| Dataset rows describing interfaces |

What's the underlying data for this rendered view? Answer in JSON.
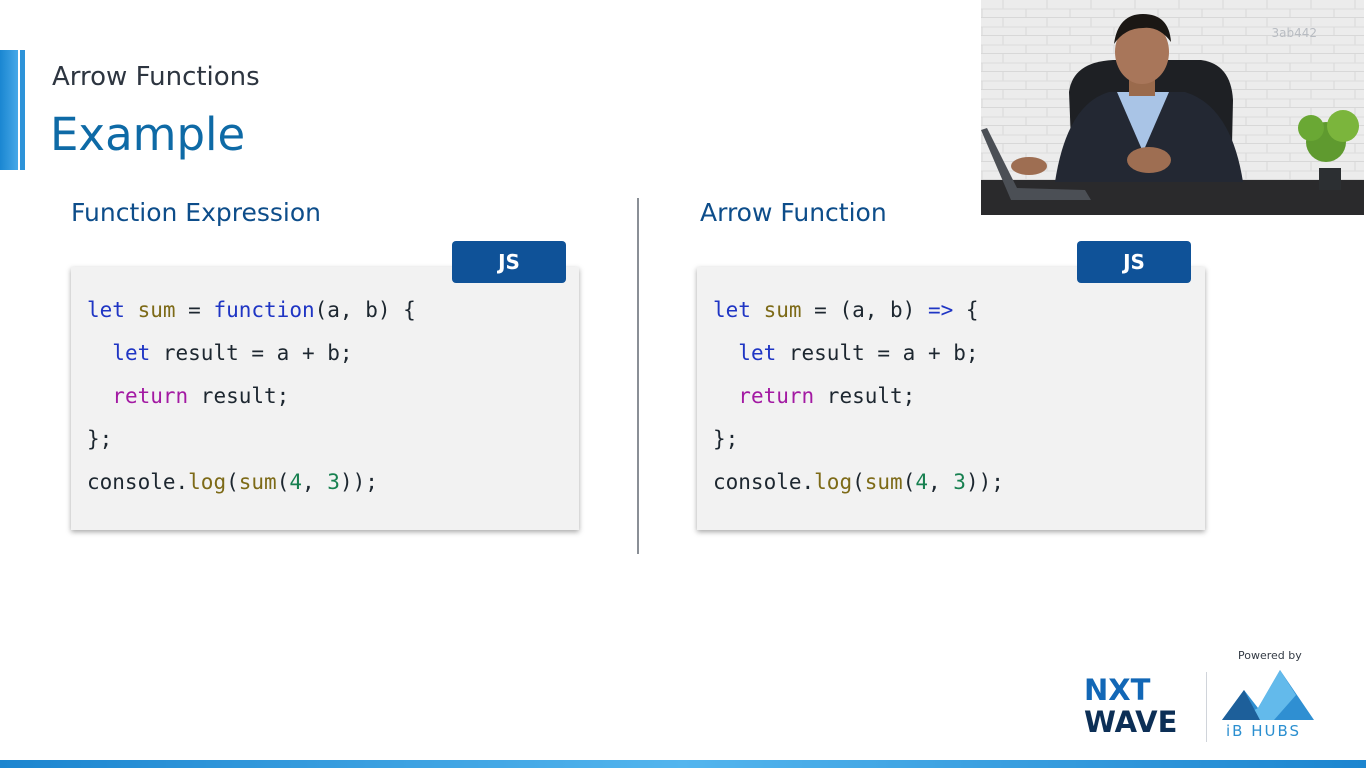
{
  "slide": {
    "subtitle": "Arrow Functions",
    "title": "Example"
  },
  "left": {
    "heading": "Function Expression",
    "badge": "JS",
    "code_lines": [
      [
        {
          "t": "let",
          "c": "kw"
        },
        {
          "t": " "
        },
        {
          "t": "sum",
          "c": "fnname"
        },
        {
          "t": " = "
        },
        {
          "t": "function",
          "c": "kw"
        },
        {
          "t": "(a, b) {"
        }
      ],
      [
        {
          "t": "  "
        },
        {
          "t": "let",
          "c": "kw"
        },
        {
          "t": " result = a + b;"
        }
      ],
      [
        {
          "t": "  "
        },
        {
          "t": "return",
          "c": "ret"
        },
        {
          "t": " result;"
        }
      ],
      [
        {
          "t": "};"
        }
      ],
      [
        {
          "t": "console."
        },
        {
          "t": "log",
          "c": "fnname"
        },
        {
          "t": "("
        },
        {
          "t": "sum",
          "c": "fnname"
        },
        {
          "t": "("
        },
        {
          "t": "4",
          "c": "num"
        },
        {
          "t": ", "
        },
        {
          "t": "3",
          "c": "num"
        },
        {
          "t": "));"
        }
      ]
    ]
  },
  "right": {
    "heading": "Arrow Function",
    "badge": "JS",
    "code_lines": [
      [
        {
          "t": "let",
          "c": "kw"
        },
        {
          "t": " "
        },
        {
          "t": "sum",
          "c": "fnname"
        },
        {
          "t": " = (a, b) "
        },
        {
          "t": "=>",
          "c": "kw"
        },
        {
          "t": " {"
        }
      ],
      [
        {
          "t": "  "
        },
        {
          "t": "let",
          "c": "kw"
        },
        {
          "t": " result = a + b;"
        }
      ],
      [
        {
          "t": "  "
        },
        {
          "t": "return",
          "c": "ret"
        },
        {
          "t": " result;"
        }
      ],
      [
        {
          "t": "};"
        }
      ],
      [
        {
          "t": "console."
        },
        {
          "t": "log",
          "c": "fnname"
        },
        {
          "t": "("
        },
        {
          "t": "sum",
          "c": "fnname"
        },
        {
          "t": "("
        },
        {
          "t": "4",
          "c": "num"
        },
        {
          "t": ", "
        },
        {
          "t": "3",
          "c": "num"
        },
        {
          "t": "));"
        }
      ]
    ]
  },
  "video": {
    "id_label": "3ab442"
  },
  "branding": {
    "nxtwave_line1": "NXT",
    "nxtwave_line2": "WAVE",
    "powered_by": "Powered by",
    "ib_hubs": "iB HUBS"
  },
  "colors": {
    "title": "#0e6aa6",
    "heading": "#0d4d8a",
    "badge": "#0f5298",
    "keyword": "#1f35c4",
    "identifier": "#7d6a17",
    "return_kw": "#a31aa3",
    "number": "#178050",
    "accent": "#1a86d1"
  }
}
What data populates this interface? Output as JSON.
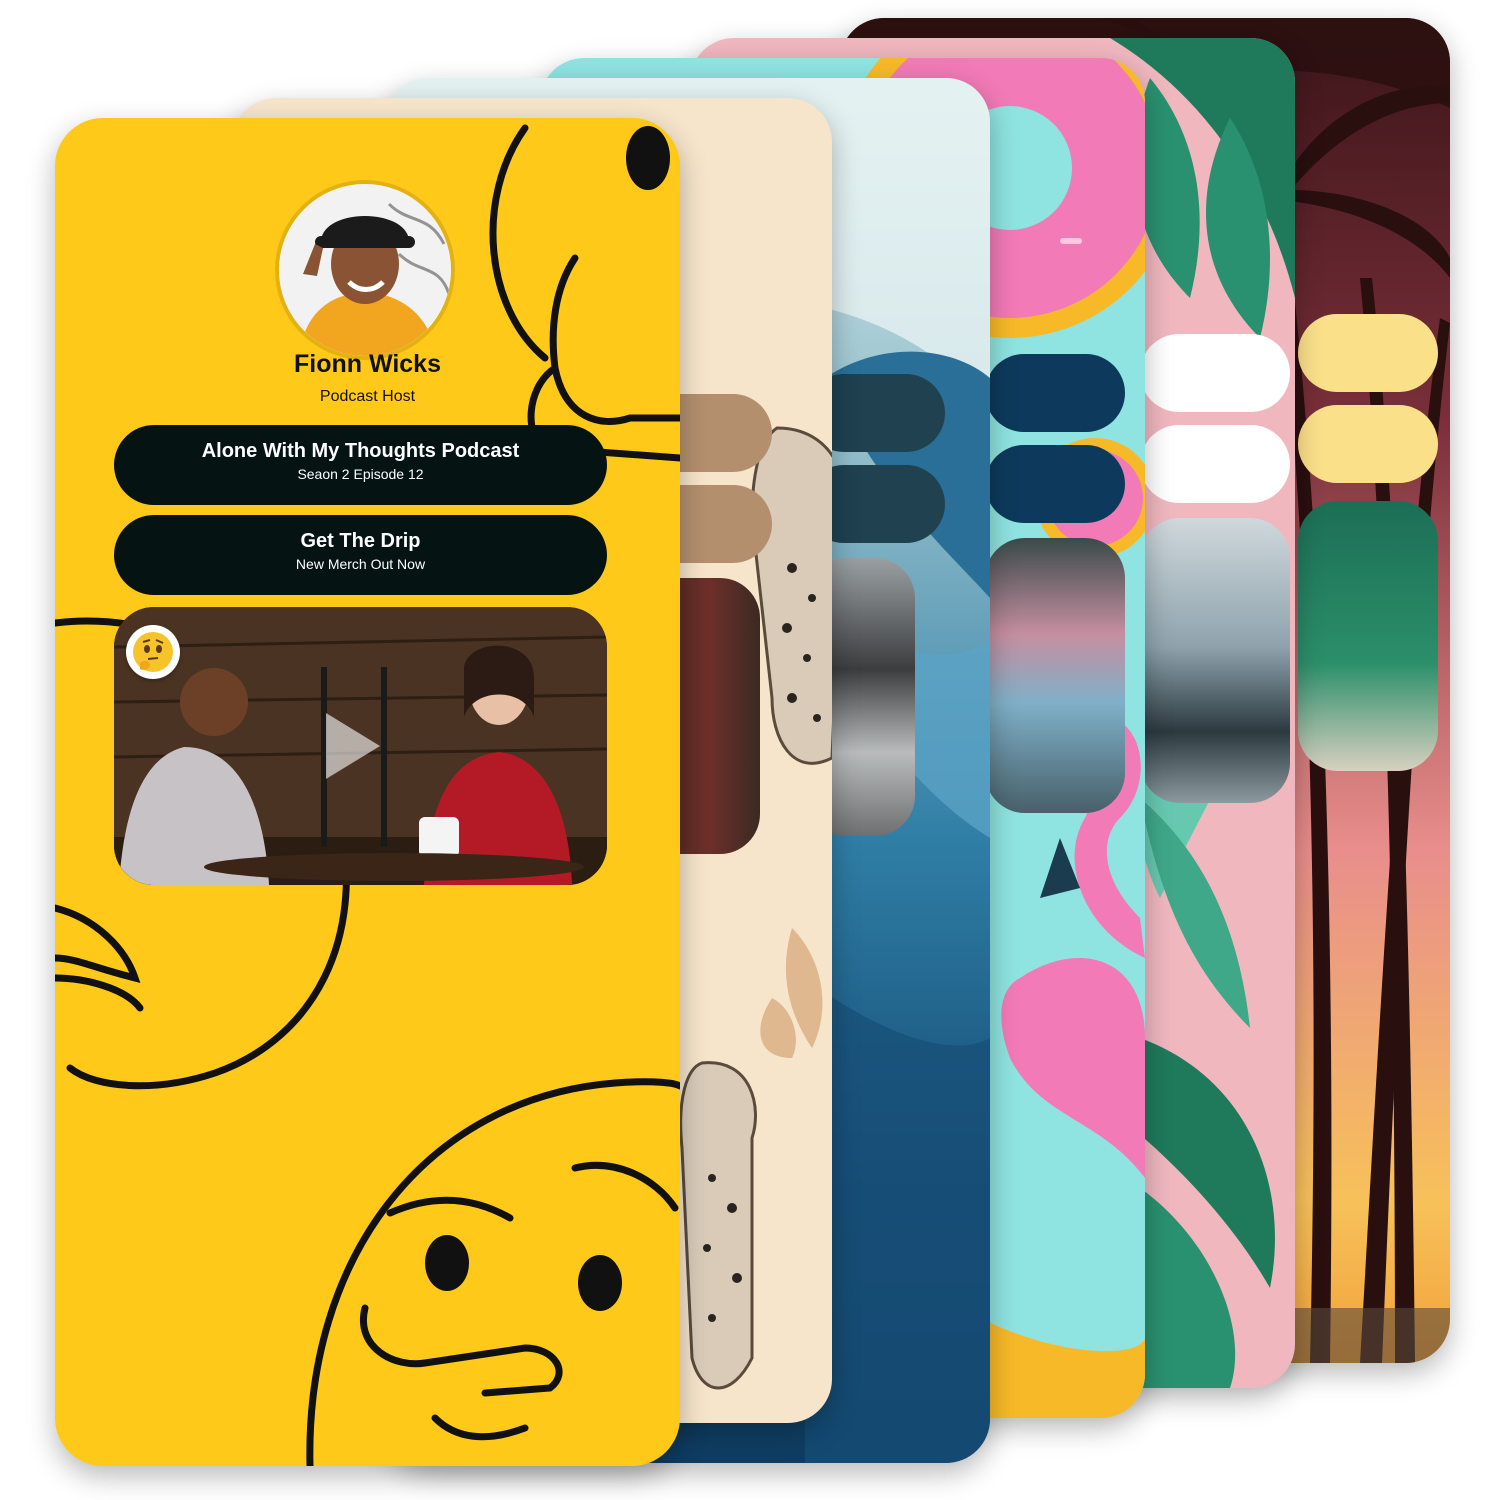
{
  "profile": {
    "name": "Fionn Wicks",
    "role": "Podcast Host"
  },
  "links": [
    {
      "title": "Alone With My Thoughts Podcast",
      "subtitle": "Seaon 2 Episode 12"
    },
    {
      "title": "Get The Drip",
      "subtitle": "New Merch Out Now"
    }
  ],
  "video": {
    "play_icon": "play-icon",
    "badge_icon": "thinking-face-icon"
  },
  "themes": [
    {
      "name": "thinking-emoji",
      "color": "#FFC91A"
    },
    {
      "name": "leopard",
      "color": "#F6E5CB"
    },
    {
      "name": "ocean-wave",
      "color": "#2F7EA6"
    },
    {
      "name": "flamingo-float",
      "color": "#8FE3E0"
    },
    {
      "name": "tropical-leaves",
      "color": "#F0B7BF"
    },
    {
      "name": "palm-sunset",
      "color": "#E98E8C"
    }
  ],
  "colors": {
    "button_dark": "#061313",
    "accent_yellow": "#FFC91A"
  }
}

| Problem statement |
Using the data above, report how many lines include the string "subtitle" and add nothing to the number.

| Response area |
3